Items from an interface collection:
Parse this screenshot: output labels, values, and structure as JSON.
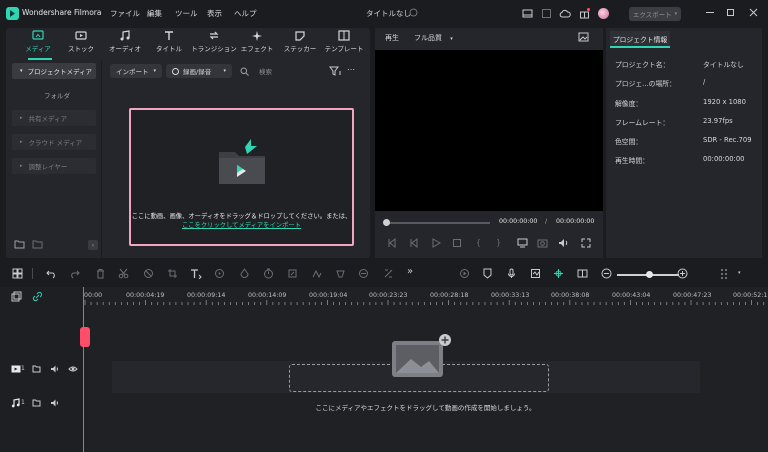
{
  "app": {
    "name": "Wondershare Filmora",
    "project_title": "タイトルなし",
    "export_label": "エクスポート"
  },
  "menu": [
    "ファイル",
    "編集",
    "ツール",
    "表示",
    "ヘルプ"
  ],
  "media_tabs": [
    "メディア",
    "ストック",
    "オーディオ",
    "タイトル",
    "トランジション",
    "エフェクト",
    "ステッカー",
    "テンプレート"
  ],
  "sidebar": {
    "items": [
      "プロジェクトメディア",
      "フォルダ",
      "共有メディア",
      "クラウド メディア",
      "調整レイヤー"
    ]
  },
  "media_toolbar": {
    "import_label": "インポート",
    "record_label": "録画/録音",
    "search_placeholder": "検索"
  },
  "dropzone": {
    "line1": "ここに動画、画像、オーディオをドラッグ＆ドロップしてください。または、",
    "line2": "ここをクリックしてメディアをインポート"
  },
  "preview": {
    "play_label": "再生",
    "quality_label": "フル品質",
    "current_time": "00:00:00:00",
    "total_time": "00:00:00:00"
  },
  "properties": {
    "tab_label": "プロジェクト情報",
    "rows": [
      {
        "label": "プロジェクト名：",
        "value": "タイトルなし"
      },
      {
        "label": "プロジェ...の場所：",
        "value": "/"
      },
      {
        "label": "解像度：",
        "value": "1920 x 1080"
      },
      {
        "label": "フレームレート：",
        "value": "23.97fps"
      },
      {
        "label": "色空間：",
        "value": "SDR - Rec.709"
      },
      {
        "label": "再生時間：",
        "value": "00:00:00:00"
      }
    ]
  },
  "timeline": {
    "ruler": [
      "00:00",
      "00:00:04:19",
      "00:00:09:14",
      "00:00:14:09",
      "00:00:19:04",
      "00:00:23:23",
      "00:00:28:18",
      "00:00:33:13",
      "00:00:38:08",
      "00:00:43:04",
      "00:00:47:23",
      "00:00:52:1"
    ],
    "video_track_num": "1",
    "audio_track_num": "1",
    "hint": "ここにメディアやエフェクトをドラッグして動画の作成を開始しましょう。"
  },
  "colors": {
    "accent": "#2fd6b4",
    "dropzone_border": "#f1a5c0",
    "playhead": "#ff4d6a"
  }
}
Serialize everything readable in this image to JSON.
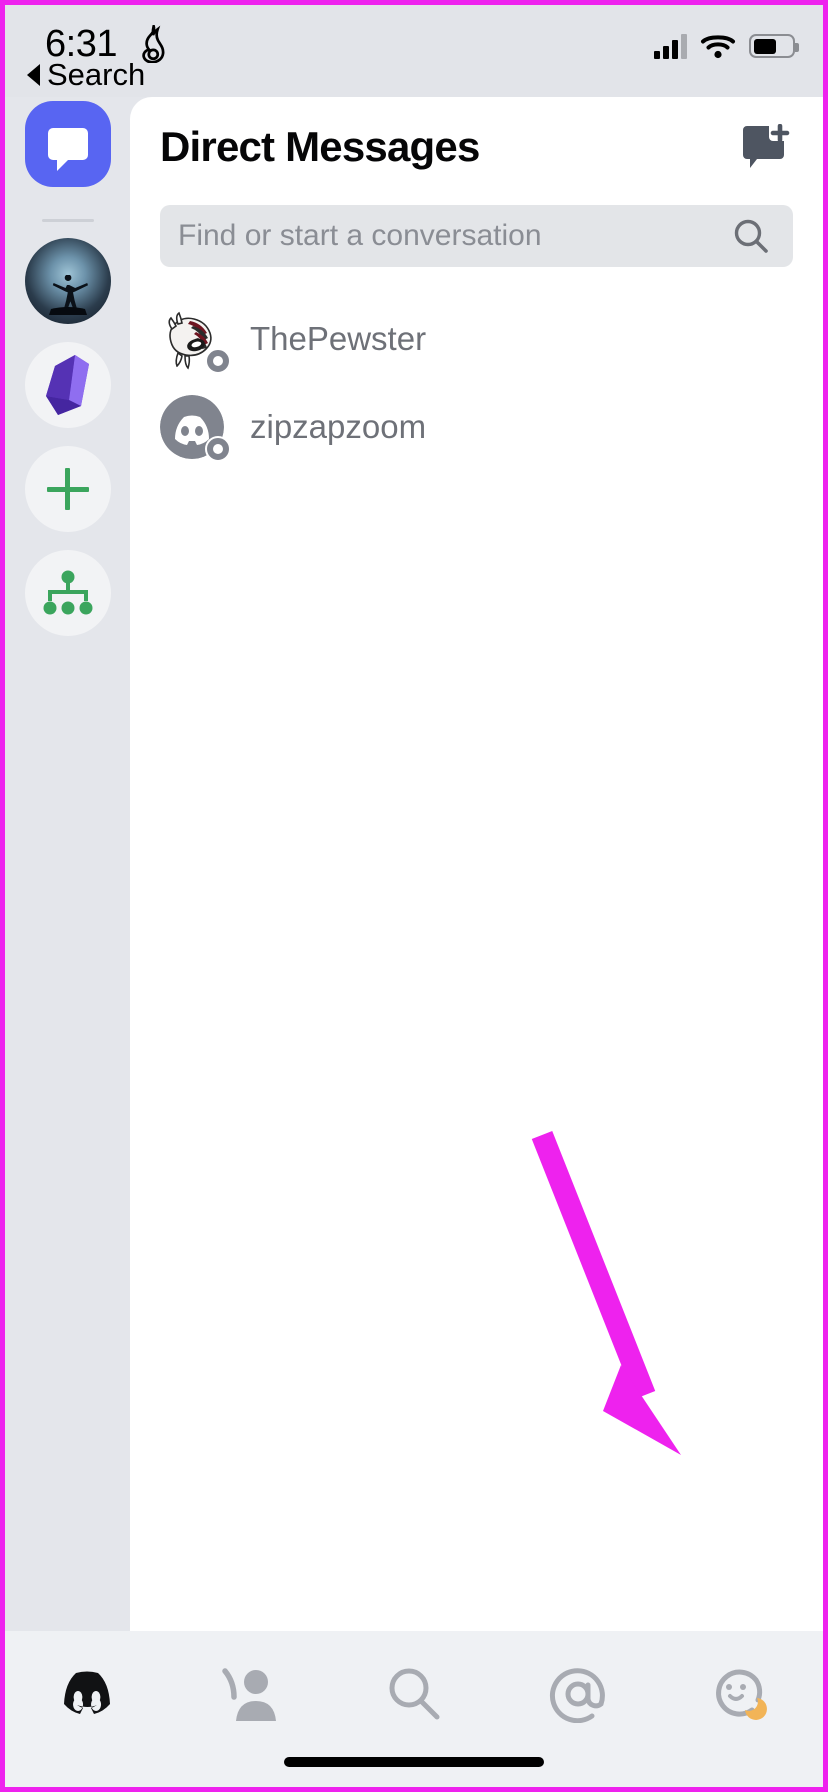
{
  "status_bar": {
    "time": "6:31",
    "flame_icon": "flame-icon",
    "signal_icon": "signal-bars-icon",
    "wifi_icon": "wifi-icon",
    "battery_icon": "battery-icon"
  },
  "back_nav": {
    "label": "Search",
    "icon": "back-triangle-icon"
  },
  "rail": {
    "dm_button": {
      "name": "direct-messages-button",
      "icon": "chat-bubble-icon",
      "color": "#5865f2"
    },
    "servers": [
      {
        "name": "server-moon-figure",
        "label": ""
      },
      {
        "name": "server-purple-gem",
        "label": ""
      }
    ],
    "add_server": {
      "name": "add-server-button",
      "icon": "plus-icon",
      "color": "#3ba55d"
    },
    "explore": {
      "name": "explore-servers-button",
      "icon": "explore-compass-icon",
      "color": "#3ba55d"
    }
  },
  "dm_panel": {
    "title": "Direct Messages",
    "new_dm_icon": "new-message-icon",
    "search": {
      "placeholder": "Find or start a conversation",
      "value": "",
      "icon": "search-icon"
    },
    "conversations": [
      {
        "name": "ThePewster",
        "avatar": "mask-avatar",
        "status": "offline"
      },
      {
        "name": "zipzapzoom",
        "avatar": "discord-clyde-avatar",
        "status": "offline"
      }
    ]
  },
  "annotation": {
    "arrow_color": "#ee22ee",
    "points_to": "profile-tab"
  },
  "tabbar": {
    "items": [
      {
        "name": "tab-servers",
        "icon": "discord-logo-icon",
        "active": true
      },
      {
        "name": "tab-friends",
        "icon": "friends-person-icon",
        "active": false
      },
      {
        "name": "tab-search",
        "icon": "search-icon",
        "active": false
      },
      {
        "name": "tab-mentions",
        "icon": "at-mention-icon",
        "active": false
      },
      {
        "name": "tab-profile",
        "icon": "profile-smiley-idle-icon",
        "active": false
      }
    ]
  },
  "home_indicator": "home-indicator"
}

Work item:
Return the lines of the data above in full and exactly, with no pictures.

Solved problem:
Parse this screenshot: output labels, values, and structure as JSON.
{
  "app": {
    "name": "Wondershare Filmora",
    "project_title": "タイトルなし",
    "export_label": "エクスポート"
  },
  "menu": [
    "ファイル",
    "編集",
    "ツール",
    "表示",
    "ヘルプ"
  ],
  "media_tabs": [
    "メディア",
    "ストック",
    "オーディオ",
    "タイトル",
    "トランジション",
    "エフェクト",
    "ステッカー",
    "テンプレート"
  ],
  "sidebar": {
    "items": [
      "プロジェクトメディア",
      "フォルダ",
      "共有メディア",
      "クラウド メディア",
      "調整レイヤー"
    ]
  },
  "media_toolbar": {
    "import_label": "インポート",
    "record_label": "録画/録音",
    "search_placeholder": "検索"
  },
  "dropzone": {
    "line1": "ここに動画、画像、オーディオをドラッグ＆ドロップしてください。または、",
    "line2": "ここをクリックしてメディアをインポート"
  },
  "preview": {
    "play_label": "再生",
    "quality_label": "フル品質",
    "current_time": "00:00:00:00",
    "total_time": "00:00:00:00"
  },
  "properties": {
    "tab_label": "プロジェクト情報",
    "rows": [
      {
        "label": "プロジェクト名：",
        "value": "タイトルなし"
      },
      {
        "label": "プロジェ...の場所：",
        "value": "/"
      },
      {
        "label": "解像度：",
        "value": "1920 x 1080"
      },
      {
        "label": "フレームレート：",
        "value": "23.97fps"
      },
      {
        "label": "色空間：",
        "value": "SDR - Rec.709"
      },
      {
        "label": "再生時間：",
        "value": "00:00:00:00"
      }
    ]
  },
  "timeline": {
    "ruler": [
      "00:00",
      "00:00:04:19",
      "00:00:09:14",
      "00:00:14:09",
      "00:00:19:04",
      "00:00:23:23",
      "00:00:28:18",
      "00:00:33:13",
      "00:00:38:08",
      "00:00:43:04",
      "00:00:47:23",
      "00:00:52:1"
    ],
    "video_track_num": "1",
    "audio_track_num": "1",
    "hint": "ここにメディアやエフェクトをドラッグして動画の作成を開始しましょう。"
  },
  "colors": {
    "accent": "#2fd6b4",
    "dropzone_border": "#f1a5c0",
    "playhead": "#ff4d6a"
  }
}
Serialize everything readable in this image to JSON.
{
  "status_bar": {
    "time": "6:31",
    "flame_icon": "flame-icon",
    "signal_icon": "signal-bars-icon",
    "wifi_icon": "wifi-icon",
    "battery_icon": "battery-icon"
  },
  "back_nav": {
    "label": "Search",
    "icon": "back-triangle-icon"
  },
  "rail": {
    "dm_button": {
      "name": "direct-messages-button",
      "icon": "chat-bubble-icon",
      "color": "#5865f2"
    },
    "servers": [
      {
        "name": "server-moon-figure",
        "label": ""
      },
      {
        "name": "server-purple-gem",
        "label": ""
      }
    ],
    "add_server": {
      "name": "add-server-button",
      "icon": "plus-icon",
      "color": "#3ba55d"
    },
    "explore": {
      "name": "explore-servers-button",
      "icon": "explore-compass-icon",
      "color": "#3ba55d"
    }
  },
  "dm_panel": {
    "title": "Direct Messages",
    "new_dm_icon": "new-message-icon",
    "search": {
      "placeholder": "Find or start a conversation",
      "value": "",
      "icon": "search-icon"
    },
    "conversations": [
      {
        "name": "ThePewster",
        "avatar": "mask-avatar",
        "status": "offline"
      },
      {
        "name": "zipzapzoom",
        "avatar": "discord-clyde-avatar",
        "status": "offline"
      }
    ]
  },
  "annotation": {
    "arrow_color": "#ee22ee",
    "points_to": "profile-tab"
  },
  "tabbar": {
    "items": [
      {
        "name": "tab-servers",
        "icon": "discord-logo-icon",
        "active": true
      },
      {
        "name": "tab-friends",
        "icon": "friends-person-icon",
        "active": false
      },
      {
        "name": "tab-search",
        "icon": "search-icon",
        "active": false
      },
      {
        "name": "tab-mentions",
        "icon": "at-mention-icon",
        "active": false
      },
      {
        "name": "tab-profile",
        "icon": "profile-smiley-idle-icon",
        "active": false
      }
    ]
  },
  "home_indicator": "home-indicator"
}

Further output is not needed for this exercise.